2024 Subaru Solterra Dashboard
2024 Subaru Solterra Instrument Cluster
2024 Subaru Solterra Central Display
2024 Subaru Solterra Shifter
2024 Subaru Solterra Front Seat
2024 Subaru Solterra Rear Seat
2024 Subaru Solterra Trunk
2024 Subaru Solterra Dashboard2024 Subaru Solterra Instrument Cluster2024 Subaru Solterra Central Display2024 Subaru Solterra Shifter2024 Subaru Solterra Front Seat2024 Subaru Solterra Rear Seat2024 Subaru Solterra Trunk

On the other hand, while not insanely fast like some EVs, there was good punch off the line; enough to get us to 60 in 6.2 seconds. And rather than rolling back the power, the Solterra kept it consistent the whole way down the track.

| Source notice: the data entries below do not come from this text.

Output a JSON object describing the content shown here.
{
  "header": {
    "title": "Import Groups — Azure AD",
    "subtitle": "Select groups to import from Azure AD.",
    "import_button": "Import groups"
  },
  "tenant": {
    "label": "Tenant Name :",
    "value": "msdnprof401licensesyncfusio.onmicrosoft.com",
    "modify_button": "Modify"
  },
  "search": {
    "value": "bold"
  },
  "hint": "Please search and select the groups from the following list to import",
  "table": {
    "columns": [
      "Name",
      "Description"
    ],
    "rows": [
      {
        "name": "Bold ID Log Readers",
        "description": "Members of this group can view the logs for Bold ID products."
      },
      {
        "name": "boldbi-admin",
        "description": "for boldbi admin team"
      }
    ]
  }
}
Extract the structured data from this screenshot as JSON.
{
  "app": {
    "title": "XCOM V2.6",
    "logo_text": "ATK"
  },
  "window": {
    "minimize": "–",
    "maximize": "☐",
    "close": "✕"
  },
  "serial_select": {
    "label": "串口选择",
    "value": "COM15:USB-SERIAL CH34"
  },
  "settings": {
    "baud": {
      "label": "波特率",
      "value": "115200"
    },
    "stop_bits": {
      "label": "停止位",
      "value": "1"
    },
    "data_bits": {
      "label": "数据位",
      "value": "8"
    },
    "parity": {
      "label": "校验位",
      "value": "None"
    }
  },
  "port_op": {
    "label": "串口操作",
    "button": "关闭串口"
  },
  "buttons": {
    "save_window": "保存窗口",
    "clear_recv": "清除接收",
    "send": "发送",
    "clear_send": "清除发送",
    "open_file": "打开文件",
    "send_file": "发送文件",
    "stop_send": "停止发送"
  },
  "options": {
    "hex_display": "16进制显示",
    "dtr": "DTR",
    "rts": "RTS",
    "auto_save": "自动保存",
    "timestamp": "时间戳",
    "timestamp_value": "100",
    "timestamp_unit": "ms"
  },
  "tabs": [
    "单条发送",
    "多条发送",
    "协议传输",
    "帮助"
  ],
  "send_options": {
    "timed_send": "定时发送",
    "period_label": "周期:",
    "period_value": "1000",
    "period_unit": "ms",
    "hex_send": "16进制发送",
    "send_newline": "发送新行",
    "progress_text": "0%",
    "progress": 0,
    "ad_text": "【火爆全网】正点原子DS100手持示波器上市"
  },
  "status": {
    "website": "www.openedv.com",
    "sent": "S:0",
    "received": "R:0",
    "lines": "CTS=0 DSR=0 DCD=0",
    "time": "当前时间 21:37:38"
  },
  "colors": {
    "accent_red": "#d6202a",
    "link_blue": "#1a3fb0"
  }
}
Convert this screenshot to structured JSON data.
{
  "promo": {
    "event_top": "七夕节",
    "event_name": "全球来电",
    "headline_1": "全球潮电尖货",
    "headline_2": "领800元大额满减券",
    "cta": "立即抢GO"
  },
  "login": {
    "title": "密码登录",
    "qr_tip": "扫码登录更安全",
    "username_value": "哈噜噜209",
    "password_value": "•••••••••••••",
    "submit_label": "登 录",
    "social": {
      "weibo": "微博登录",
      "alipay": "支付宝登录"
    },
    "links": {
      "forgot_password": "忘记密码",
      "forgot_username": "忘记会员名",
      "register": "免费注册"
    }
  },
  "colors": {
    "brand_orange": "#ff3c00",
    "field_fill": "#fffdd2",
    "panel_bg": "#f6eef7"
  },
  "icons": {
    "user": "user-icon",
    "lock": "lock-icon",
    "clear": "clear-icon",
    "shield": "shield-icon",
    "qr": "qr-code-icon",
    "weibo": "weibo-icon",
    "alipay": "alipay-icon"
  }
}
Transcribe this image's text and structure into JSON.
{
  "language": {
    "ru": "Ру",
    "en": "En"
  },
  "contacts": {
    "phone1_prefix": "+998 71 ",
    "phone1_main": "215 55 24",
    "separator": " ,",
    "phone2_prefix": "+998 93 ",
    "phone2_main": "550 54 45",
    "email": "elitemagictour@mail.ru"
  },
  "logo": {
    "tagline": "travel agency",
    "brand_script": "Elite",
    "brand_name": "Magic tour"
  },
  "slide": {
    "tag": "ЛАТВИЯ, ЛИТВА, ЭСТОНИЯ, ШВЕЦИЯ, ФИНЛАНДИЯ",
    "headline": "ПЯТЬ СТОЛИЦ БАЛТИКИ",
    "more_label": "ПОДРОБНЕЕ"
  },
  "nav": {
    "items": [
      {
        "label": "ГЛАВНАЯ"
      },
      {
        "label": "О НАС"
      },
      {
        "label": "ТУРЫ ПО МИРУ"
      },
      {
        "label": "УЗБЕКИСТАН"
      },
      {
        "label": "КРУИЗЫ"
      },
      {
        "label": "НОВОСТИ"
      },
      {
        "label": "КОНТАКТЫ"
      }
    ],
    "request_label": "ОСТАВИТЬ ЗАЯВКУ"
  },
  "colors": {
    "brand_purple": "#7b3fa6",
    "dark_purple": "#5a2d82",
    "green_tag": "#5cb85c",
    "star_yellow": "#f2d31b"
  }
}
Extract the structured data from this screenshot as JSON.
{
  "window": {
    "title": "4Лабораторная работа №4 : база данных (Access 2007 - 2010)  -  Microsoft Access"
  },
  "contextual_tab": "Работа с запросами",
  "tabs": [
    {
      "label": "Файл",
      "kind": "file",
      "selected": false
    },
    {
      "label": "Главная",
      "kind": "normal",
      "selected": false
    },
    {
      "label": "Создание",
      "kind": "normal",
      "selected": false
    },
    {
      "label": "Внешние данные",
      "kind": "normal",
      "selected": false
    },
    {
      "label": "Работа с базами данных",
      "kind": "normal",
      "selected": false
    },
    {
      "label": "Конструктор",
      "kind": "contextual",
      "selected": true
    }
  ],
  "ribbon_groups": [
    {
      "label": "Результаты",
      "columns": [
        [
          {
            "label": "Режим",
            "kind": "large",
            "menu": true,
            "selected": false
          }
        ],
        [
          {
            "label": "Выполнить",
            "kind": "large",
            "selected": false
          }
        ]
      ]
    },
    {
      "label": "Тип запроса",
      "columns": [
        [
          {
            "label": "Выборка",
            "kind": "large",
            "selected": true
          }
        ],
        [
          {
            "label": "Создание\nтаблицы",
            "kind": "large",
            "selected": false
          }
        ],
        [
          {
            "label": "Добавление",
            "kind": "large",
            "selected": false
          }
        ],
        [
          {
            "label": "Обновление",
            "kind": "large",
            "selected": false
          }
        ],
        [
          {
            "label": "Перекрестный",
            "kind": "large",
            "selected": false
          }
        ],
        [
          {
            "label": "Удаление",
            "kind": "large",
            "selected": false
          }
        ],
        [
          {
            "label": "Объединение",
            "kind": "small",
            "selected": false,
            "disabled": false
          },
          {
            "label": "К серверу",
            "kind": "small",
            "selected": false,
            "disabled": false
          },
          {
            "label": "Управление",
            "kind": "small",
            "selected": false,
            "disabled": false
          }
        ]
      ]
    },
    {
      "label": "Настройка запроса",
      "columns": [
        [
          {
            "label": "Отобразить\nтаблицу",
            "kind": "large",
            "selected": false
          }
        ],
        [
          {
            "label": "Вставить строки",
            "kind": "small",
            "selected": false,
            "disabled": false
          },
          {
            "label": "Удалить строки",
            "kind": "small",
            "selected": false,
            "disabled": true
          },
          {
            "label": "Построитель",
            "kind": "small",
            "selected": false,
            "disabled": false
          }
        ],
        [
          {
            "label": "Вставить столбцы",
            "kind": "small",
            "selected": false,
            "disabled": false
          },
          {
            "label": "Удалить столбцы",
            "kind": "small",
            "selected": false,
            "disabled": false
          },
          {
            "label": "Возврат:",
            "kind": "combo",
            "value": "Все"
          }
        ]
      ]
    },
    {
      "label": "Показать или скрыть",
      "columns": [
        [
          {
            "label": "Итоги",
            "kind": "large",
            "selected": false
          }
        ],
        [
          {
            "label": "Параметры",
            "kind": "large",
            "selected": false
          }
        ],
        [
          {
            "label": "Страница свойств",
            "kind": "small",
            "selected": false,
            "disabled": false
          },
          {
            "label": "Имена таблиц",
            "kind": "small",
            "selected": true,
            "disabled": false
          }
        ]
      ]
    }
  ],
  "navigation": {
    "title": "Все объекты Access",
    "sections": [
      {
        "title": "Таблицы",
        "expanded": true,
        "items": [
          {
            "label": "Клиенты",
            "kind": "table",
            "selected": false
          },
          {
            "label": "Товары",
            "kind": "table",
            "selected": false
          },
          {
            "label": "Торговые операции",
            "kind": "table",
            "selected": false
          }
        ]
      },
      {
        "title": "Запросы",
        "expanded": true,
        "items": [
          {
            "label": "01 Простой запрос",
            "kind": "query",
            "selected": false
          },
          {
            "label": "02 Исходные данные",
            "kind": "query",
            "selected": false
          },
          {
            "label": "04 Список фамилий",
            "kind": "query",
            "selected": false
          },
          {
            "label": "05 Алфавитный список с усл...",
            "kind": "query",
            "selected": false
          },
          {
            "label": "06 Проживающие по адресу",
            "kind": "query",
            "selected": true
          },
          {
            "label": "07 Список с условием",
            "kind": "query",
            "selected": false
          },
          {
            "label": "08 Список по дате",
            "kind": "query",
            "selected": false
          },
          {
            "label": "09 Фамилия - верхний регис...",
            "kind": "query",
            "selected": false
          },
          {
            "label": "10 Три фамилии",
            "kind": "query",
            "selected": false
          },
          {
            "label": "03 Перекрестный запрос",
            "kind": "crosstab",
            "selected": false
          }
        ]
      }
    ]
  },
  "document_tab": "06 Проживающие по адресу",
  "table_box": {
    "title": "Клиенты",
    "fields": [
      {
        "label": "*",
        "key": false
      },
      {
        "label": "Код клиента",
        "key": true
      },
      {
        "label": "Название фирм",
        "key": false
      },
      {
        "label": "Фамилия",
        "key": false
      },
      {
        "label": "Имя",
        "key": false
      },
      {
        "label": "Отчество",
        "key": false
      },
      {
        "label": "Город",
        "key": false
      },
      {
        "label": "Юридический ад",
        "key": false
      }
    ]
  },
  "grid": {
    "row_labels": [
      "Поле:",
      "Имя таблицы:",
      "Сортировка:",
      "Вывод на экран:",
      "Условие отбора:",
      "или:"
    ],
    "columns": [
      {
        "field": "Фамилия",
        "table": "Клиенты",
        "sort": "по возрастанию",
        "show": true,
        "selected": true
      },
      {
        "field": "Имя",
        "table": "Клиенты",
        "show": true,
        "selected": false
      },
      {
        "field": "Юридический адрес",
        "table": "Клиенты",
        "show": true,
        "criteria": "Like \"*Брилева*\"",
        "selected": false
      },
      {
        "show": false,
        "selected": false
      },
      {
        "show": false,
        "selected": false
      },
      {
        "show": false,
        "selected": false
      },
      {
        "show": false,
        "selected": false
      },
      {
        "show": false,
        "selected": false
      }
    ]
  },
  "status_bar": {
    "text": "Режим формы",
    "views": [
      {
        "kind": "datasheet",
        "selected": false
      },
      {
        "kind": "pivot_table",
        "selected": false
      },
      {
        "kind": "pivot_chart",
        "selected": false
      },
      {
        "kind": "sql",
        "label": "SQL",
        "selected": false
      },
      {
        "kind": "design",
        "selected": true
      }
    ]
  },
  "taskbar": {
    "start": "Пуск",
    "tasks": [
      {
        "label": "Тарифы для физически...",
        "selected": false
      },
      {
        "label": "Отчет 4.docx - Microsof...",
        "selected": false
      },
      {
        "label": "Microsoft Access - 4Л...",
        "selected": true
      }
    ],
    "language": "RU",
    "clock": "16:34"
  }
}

We finished the quarter-mile in 14.8 seconds at 93 mph. There wasn’t much feel coming through the brake pedal, but panic braking stops were fade-free with an average amount of nose dive; our stops from 60 averaged 120 feet.

Using 33-kWh of electricity per 100-miles, the Solterra earns a good efficiency rating. Pricing starts at $46,340 for the base Premium, and tops out with Touring at $53,340, with Limited in between.

Being the rugged and lovable outdoor types, Subaru owners have proven to be willing to sacrifice certain things for the good of the environment they spend so much time enjoying. Whether that will translate to them going all-in on the 2024 Solterra remains to be seen. It’s no surprise Subaru has finally gone all-electric, and it shouldn’t come as a surprise they’ve entered the EV game conservatively. Something tells us Subaru owners wouldn’t have it any other way.

Specifications

As Tested

  • Motor Setup: Dual Motor
  • Battery Size: 72.8-kWh
  • Horsepower: 215
  • Torque: 249 lb-ft
  • EPA Range: 222 miles
  • 0-60 mph: 6.2 seconds
  • 1/4 Mile: 14.8 seconds at 93 mph
  • 60-0 Braking: 120 feet (avg)
  • MW Test Loop: 172 miles